## Available data
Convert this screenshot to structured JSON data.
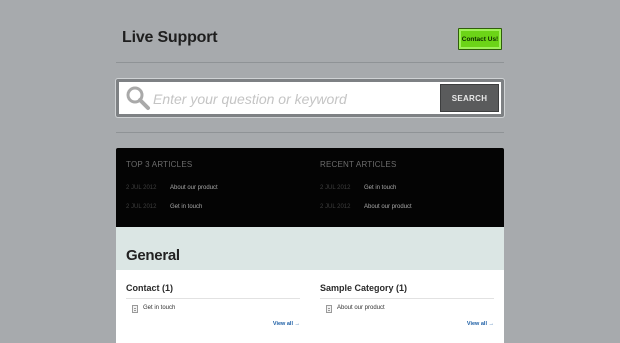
{
  "header": {
    "brand": "Live Support",
    "contact_label": "Contact Us!"
  },
  "search": {
    "placeholder": "Enter your question or keyword",
    "button_label": "SEARCH"
  },
  "articles": {
    "top": {
      "title": "TOP 3 ARTICLES",
      "items": [
        {
          "date": "2 JUL 2012",
          "label": "About our product"
        },
        {
          "date": "2 JUL 2012",
          "label": "Get in touch"
        }
      ]
    },
    "recent": {
      "title": "RECENT ARTICLES",
      "items": [
        {
          "date": "2 JUL 2012",
          "label": "Get in touch"
        },
        {
          "date": "2 JUL 2012",
          "label": "About our product"
        }
      ]
    }
  },
  "main": {
    "section_title": "General",
    "categories": [
      {
        "title": "Contact (1)",
        "items": [
          {
            "label": "Get in touch"
          }
        ],
        "view_all": "View all →"
      },
      {
        "title": "Sample Category (1)",
        "items": [
          {
            "label": "About our product"
          }
        ],
        "view_all": "View all →"
      }
    ]
  },
  "colors": {
    "background": "#a7aaad",
    "accent_button": "#6cd417",
    "article_panel": "#040404",
    "section_band": "#dbe6e4",
    "link": "#1c5ea5"
  }
}
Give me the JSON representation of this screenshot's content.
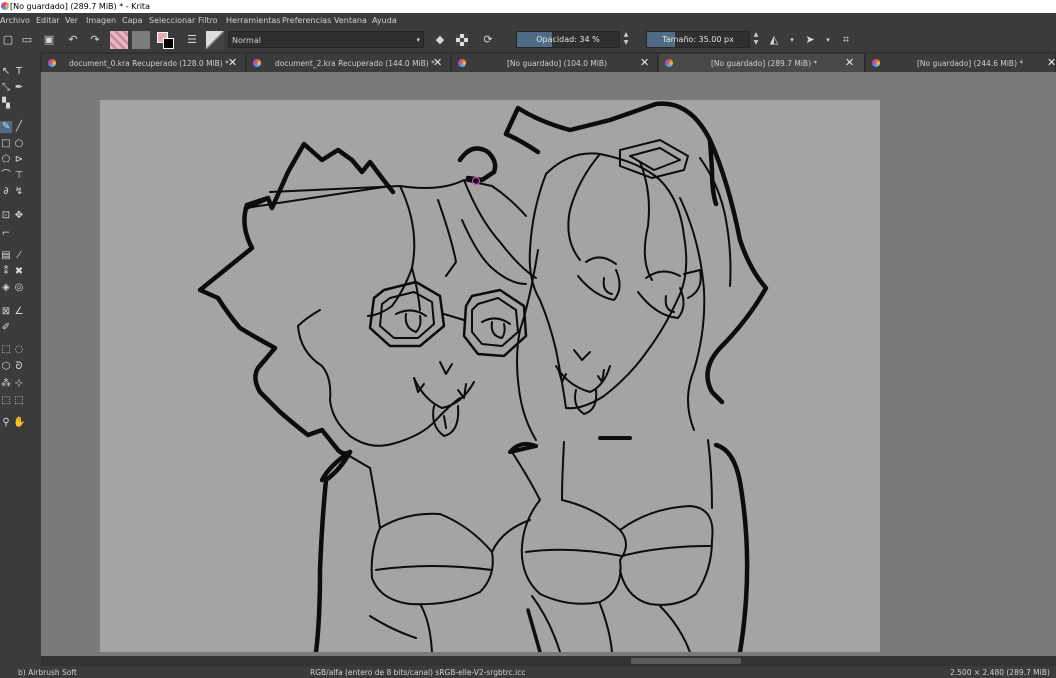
{
  "window": {
    "title": "[No guardado]  (289.7 MiB) * - Krita"
  },
  "menu": {
    "items": [
      "Archivo",
      "Editar",
      "Ver",
      "Imagen",
      "Capa",
      "Seleccionar",
      "Filtro",
      "Herramientas",
      "Preferencias",
      "Ventana",
      "Ayuda"
    ]
  },
  "toolbar": {
    "blend_mode": "Normal",
    "opacity_label": "Opacidad: 34 %",
    "opacity_value": 0.34,
    "size_label": "Tamaño: 35.00 px",
    "size_value": 0.27
  },
  "tabs": [
    {
      "label": "document_0.kra Recuperado (128.0 MiB) *",
      "active": false
    },
    {
      "label": "document_2.kra Recuperado (144.0 MiB) *",
      "active": false
    },
    {
      "label": "[No guardado]  (104.0 MiB)",
      "active": false
    },
    {
      "label": "[No guardado]  (289.7 MiB) *",
      "active": true
    },
    {
      "label": "[No guardado]  (244.6 MiB) *",
      "active": false
    }
  ],
  "status": {
    "brush": "b) Airbrush Soft",
    "color_info": "RGB/alfa (entero de 8 bits/canal)  sRGB-elle-V2-srgbtrc.icc",
    "dimensions": "2.500 × 2.480 (289.7 MiB)"
  },
  "colors": {
    "accent": "#506b85",
    "ui_bg": "#3b3b3b",
    "canvas_bg": "#7a7a7a",
    "paper": "#a4a4a4"
  }
}
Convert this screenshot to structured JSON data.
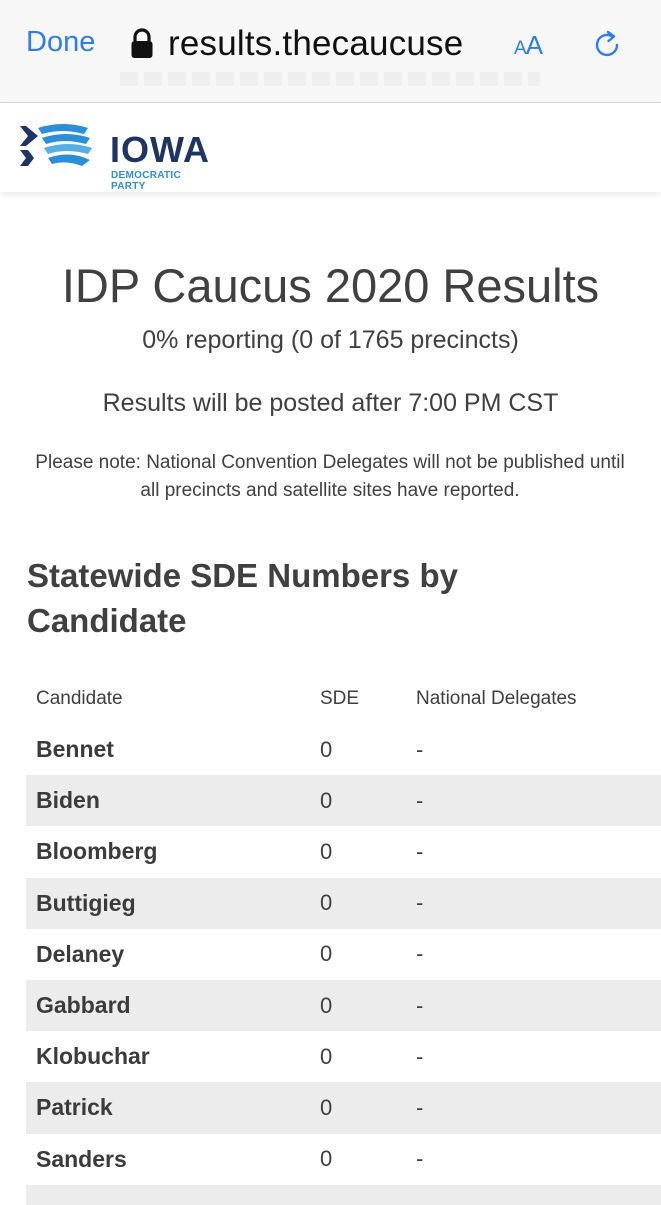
{
  "browser": {
    "done_label": "Done",
    "url": "results.thecaucuse",
    "text_size_label_small": "A",
    "text_size_label_large": "A"
  },
  "site": {
    "logo_word": "IOWA",
    "logo_sub": "DEMOCRATIC PARTY",
    "brand_colors": {
      "navy": "#1e3462",
      "blue": "#2a8fd6"
    }
  },
  "main": {
    "title": "IDP Caucus 2020 Results",
    "reporting": "0% reporting (0 of 1765 precincts)",
    "posted": "Results will be posted after 7:00 PM CST",
    "note": "Please note: National Convention Delegates will not be published until all precincts and satellite sites have reported.",
    "section_title": "Statewide SDE Numbers by Candidate"
  },
  "table": {
    "headers": [
      "Candidate",
      "SDE",
      "National Delegates"
    ],
    "rows": [
      {
        "candidate": "Bennet",
        "sde": "0",
        "delegates": "-"
      },
      {
        "candidate": "Biden",
        "sde": "0",
        "delegates": "-"
      },
      {
        "candidate": "Bloomberg",
        "sde": "0",
        "delegates": "-"
      },
      {
        "candidate": "Buttigieg",
        "sde": "0",
        "delegates": "-"
      },
      {
        "candidate": "Delaney",
        "sde": "0",
        "delegates": "-"
      },
      {
        "candidate": "Gabbard",
        "sde": "0",
        "delegates": "-"
      },
      {
        "candidate": "Klobuchar",
        "sde": "0",
        "delegates": "-"
      },
      {
        "candidate": "Patrick",
        "sde": "0",
        "delegates": "-"
      },
      {
        "candidate": "Sanders",
        "sde": "0",
        "delegates": "-"
      }
    ]
  },
  "icons": {
    "lock": "lock-icon",
    "reload": "reload-icon",
    "logo": "iowa-map-logo"
  },
  "colors": {
    "link_blue": "#2f7bf5",
    "row_alt": "#ececec"
  }
}
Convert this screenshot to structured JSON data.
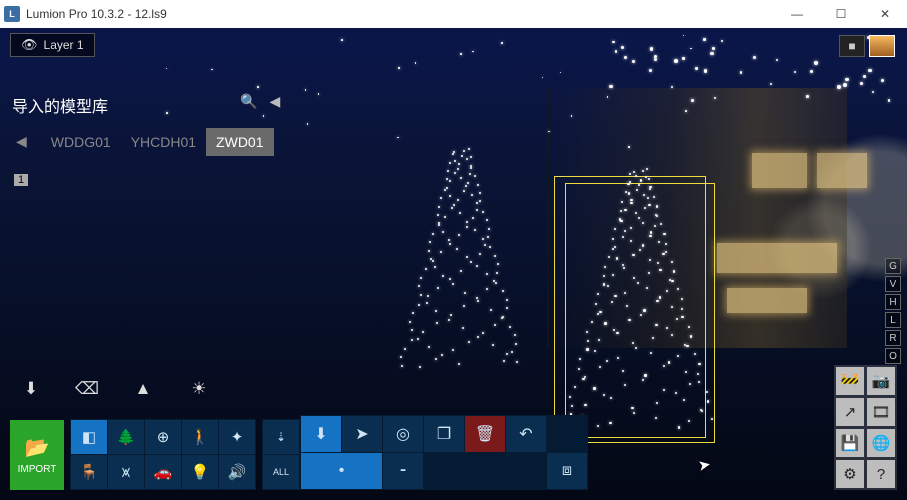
{
  "titlebar": {
    "app_icon_text": "L",
    "title": "Lumion Pro 10.3.2  - 12.ls9",
    "min": "—",
    "max": "☐",
    "close": "✕"
  },
  "layer_button": {
    "label": "Layer 1"
  },
  "library": {
    "title": "导入的模型库",
    "tabs": [
      "WDDG01",
      "YHCDH01",
      "ZWD01"
    ],
    "active_index": 2,
    "page": "1"
  },
  "top_thumbs": {
    "labels": [
      "camera",
      "scene"
    ],
    "active_index": 1
  },
  "rnav_letters": [
    "G",
    "V",
    "H",
    "L",
    "R",
    "O"
  ],
  "right_tools": {
    "items": [
      {
        "name": "worker-icon",
        "glyph": "🚧"
      },
      {
        "name": "camera-icon",
        "glyph": "📷"
      },
      {
        "name": "export-icon",
        "glyph": "↗"
      },
      {
        "name": "film-icon",
        "glyph": "🎞"
      },
      {
        "name": "save-icon",
        "glyph": "💾"
      },
      {
        "name": "globe-icon",
        "glyph": "🌐"
      },
      {
        "name": "gear-icon",
        "glyph": "⚙"
      },
      {
        "name": "help-icon",
        "glyph": "?"
      }
    ]
  },
  "mode_row": {
    "items": [
      {
        "name": "place-down-icon",
        "glyph": "⬇"
      },
      {
        "name": "eraser-icon",
        "glyph": "⌫"
      },
      {
        "name": "mountain-icon",
        "glyph": "▲"
      },
      {
        "name": "sun-icon",
        "glyph": "☀"
      }
    ]
  },
  "import_btn": {
    "label": "IMPORT"
  },
  "object_grid": {
    "row1": [
      {
        "name": "cube-icon",
        "glyph": "◧"
      },
      {
        "name": "tree-icon",
        "glyph": "🌲"
      },
      {
        "name": "tree-plus-icon",
        "glyph": "⊕"
      },
      {
        "name": "walk-icon",
        "glyph": "🚶"
      },
      {
        "name": "tools-icon",
        "glyph": "✦"
      }
    ],
    "row2": [
      {
        "name": "chair-icon",
        "glyph": "🪑"
      },
      {
        "name": "fence-icon",
        "glyph": "⩙"
      },
      {
        "name": "car-icon",
        "glyph": "🚗"
      },
      {
        "name": "light-icon",
        "glyph": "💡"
      },
      {
        "name": "sound-icon",
        "glyph": "🔊"
      }
    ],
    "active_index": 0
  },
  "side_col": {
    "top_glyph": "⇣",
    "all_label": "ALL"
  },
  "placement": {
    "row1": [
      {
        "name": "place-icon",
        "glyph": "⬇",
        "active": true
      },
      {
        "name": "pointer-icon",
        "glyph": "➤"
      },
      {
        "name": "rotate-icon",
        "glyph": "◎"
      },
      {
        "name": "scale-icon",
        "glyph": "❐"
      },
      {
        "name": "delete-icon",
        "glyph": "🗑",
        "del": true
      },
      {
        "name": "undo-icon",
        "glyph": "↶"
      },
      {
        "name": "blank1",
        "glyph": "",
        "blank": true
      }
    ],
    "row2": [
      {
        "name": "single-place-icon",
        "glyph": "•",
        "span2": true,
        "active": true
      },
      {
        "name": "line-place-icon",
        "glyph": "⁃"
      },
      {
        "name": "blank2",
        "glyph": "",
        "blank": true
      },
      {
        "name": "blank3",
        "glyph": "",
        "blank": true
      },
      {
        "name": "blank4",
        "glyph": "",
        "blank": true
      },
      {
        "name": "marquee-icon",
        "glyph": "⧈"
      }
    ]
  }
}
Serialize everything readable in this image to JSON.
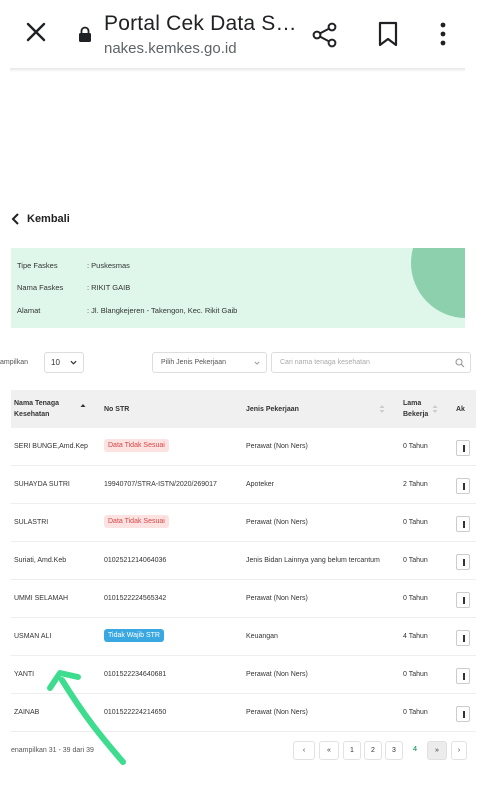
{
  "browser": {
    "title": "Portal Cek Data S…",
    "url": "nakes.kemkes.go.id"
  },
  "back_label": "Kembali",
  "info": {
    "rows": [
      {
        "key": "Tipe Faskes",
        "value": ": Puskesmas"
      },
      {
        "key": "Nama Faskes",
        "value": ": RIKIT GAIB"
      },
      {
        "key": "Alamat",
        "value": ": Jl. Blangkejeren - Takengon, Kec. Rikit Gaib"
      }
    ]
  },
  "filters": {
    "show_label": "ampilkan",
    "show_value": "10",
    "job_placeholder": "Pilih Jenis Pekerjaan",
    "search_placeholder": "Cari nama tenaga kesehatan"
  },
  "table": {
    "headers": {
      "name_line1": "Nama Tenaga",
      "name_line2": "Kesehatan",
      "str": "No STR",
      "job": "Jenis Pekerjaan",
      "duration_line1": "Lama",
      "duration_line2": "Bekerja",
      "action": "Ak"
    },
    "rows": [
      {
        "name": "SERI BUNGE,Amd.Kep",
        "str": "Data Tidak Sesuai",
        "str_badge": "red",
        "job": "Perawat (Non Ners)",
        "duration": "0 Tahun"
      },
      {
        "name": "SUHAYDA SUTRI",
        "str": "19940707/STRA-ISTN/2020/269017",
        "str_badge": "",
        "job": "Apoteker",
        "duration": "2 Tahun"
      },
      {
        "name": "SULASTRI",
        "str": "Data Tidak Sesuai",
        "str_badge": "red",
        "job": "Perawat (Non Ners)",
        "duration": "0 Tahun"
      },
      {
        "name": "Suriati, Amd.Keb",
        "str": "0102521214064036",
        "str_badge": "",
        "job": "Jenis Bidan Lainnya yang belum tercantum",
        "duration": "0 Tahun"
      },
      {
        "name": "UMMI SELAMAH",
        "str": "0101522224565342",
        "str_badge": "",
        "job": "Perawat (Non Ners)",
        "duration": "0 Tahun"
      },
      {
        "name": "USMAN ALI",
        "str": "Tidak Wajib STR",
        "str_badge": "blue",
        "job": "Keuangan",
        "duration": "4 Tahun"
      },
      {
        "name": "YANTI",
        "str": "0101522234640681",
        "str_badge": "",
        "job": "Perawat (Non Ners)",
        "duration": "0 Tahun"
      },
      {
        "name": "ZAINAB",
        "str": "0101522224214650",
        "str_badge": "",
        "job": "Perawat (Non Ners)",
        "duration": "0 Tahun"
      }
    ]
  },
  "footer": {
    "summary": "enampilkan 31 - 39 dari 39"
  },
  "pagination": {
    "items": [
      "‹",
      "«",
      "1",
      "2",
      "3",
      "4",
      "»",
      "›"
    ],
    "active": "4"
  },
  "colors": {
    "info_bg": "#def7ea",
    "info_circle": "#7ec9a3",
    "badge_red_bg": "#fde2e2",
    "badge_red_text": "#d64545",
    "badge_blue": "#3aa8e0",
    "active_page": "#2eaa6e",
    "arrow": "#3ddc8e"
  }
}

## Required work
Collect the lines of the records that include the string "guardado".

## Response to this exercise
    "title": "[No guardado]  (289.7 MiB) * - Krita"
      "label": "[No guardado]  (104.0 MiB)",
      "label": "[No guardado]  (289.7 MiB) *",
      "label": "[No guardado]  (244.6 MiB) *",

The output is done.